Federal laws to determine local cat case

Published 10:00 pm Monday, June 18, 2018

Whether a Hartland woman will have to limit her cats from 10 to two to comply with city laws will hinge on whether any state or federal laws give exceptions for emotional support animals, a Freeborn County District Court judge said Monday.

Hartland resident Kim Jameson, who is facing litigation from the city of Hartland for not following an agreement regarding her cats, appeared before Judge Ross Leuning on Monday.

Email newsletter signup

Hartland city law allows for two cats, but the city essentially grandfathered her in if she followed other guidelines.

The city said she has not followed two parts of the agreement and motioned for summary judgment against Jameson in the case. Daniel Kolker, the lawyer representing the city, said Jameson has not put up a cat-proof fence or instead opted to keep her cats inside, and second, she has not stopped feeding other cats in the community.

Jameson, who is representing herself in the case, claimed she had tried to put up a fence but was denied the permit from the city and was also met with problems when she tried to license the cats. She said she has scaled back feeding cats except for a few people who have asked her to do so.

She filed her response to the motion on Friday, which Leuning described as a 45-page handwritten document.

Leuning questioned Jameson for submitting the response so close to the hearing date, saying it gave minimal time to review the document.
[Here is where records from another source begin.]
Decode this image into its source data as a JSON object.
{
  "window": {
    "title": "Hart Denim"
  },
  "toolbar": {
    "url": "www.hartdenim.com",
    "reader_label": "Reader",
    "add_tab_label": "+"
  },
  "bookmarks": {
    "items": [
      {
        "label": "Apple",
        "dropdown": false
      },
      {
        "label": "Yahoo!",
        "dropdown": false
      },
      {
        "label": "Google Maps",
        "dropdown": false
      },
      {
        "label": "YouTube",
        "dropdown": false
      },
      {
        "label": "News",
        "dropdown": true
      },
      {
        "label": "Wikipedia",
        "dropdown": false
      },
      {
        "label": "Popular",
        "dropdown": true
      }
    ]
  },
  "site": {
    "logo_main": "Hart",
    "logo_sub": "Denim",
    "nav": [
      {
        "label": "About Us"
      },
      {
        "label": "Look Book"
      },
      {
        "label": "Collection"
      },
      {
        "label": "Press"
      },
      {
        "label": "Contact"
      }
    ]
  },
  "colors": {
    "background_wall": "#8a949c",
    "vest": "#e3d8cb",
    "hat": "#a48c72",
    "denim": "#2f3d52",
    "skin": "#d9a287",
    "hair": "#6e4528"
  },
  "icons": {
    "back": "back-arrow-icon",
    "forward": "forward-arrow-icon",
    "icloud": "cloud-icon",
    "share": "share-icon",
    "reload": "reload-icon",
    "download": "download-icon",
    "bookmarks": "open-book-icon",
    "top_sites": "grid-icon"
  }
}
The motion was filed in May.

Kolker said law required Jameson’s response to the motion be submitted nine days before the hearing. He said the city is ultimately requesting Jameson find homes for eight of her cats and only have two because the agreement has not been kept.

Jameson said the cats are important for her as emotional support as she has a history of anxiety and depression. She said she had documentation from her doctors that showed how the cats help her.

Leuning stated he would review Jameson’s documentation from her doctor and medical records regarding the cats being emotional support animals, but the remainder of her response to the motion would not be reviewed because of the time it was turned in.

Earlier in the hearing, Jameson said she feels like she has been “targeted, harassed (and) humiliated” for her cats and questioned how others in the community are allowed to have more than two themselves.

“I feel like I’ve been condemned because I love animals,” she said.

She said she started putting up posts for a fence and should have the fence finished this weekend.

Leuning asked Kolker and Jameson to submit paperwork addressing whether the American with Disabilities Act or state laws give an exception for emotional support animals.

The judge said many people often interchange the terms emotional support animals with service animals, though the rules are different.

Both sides in the case get seven days to turn in the paperwork before Leuning will issue an order in the case.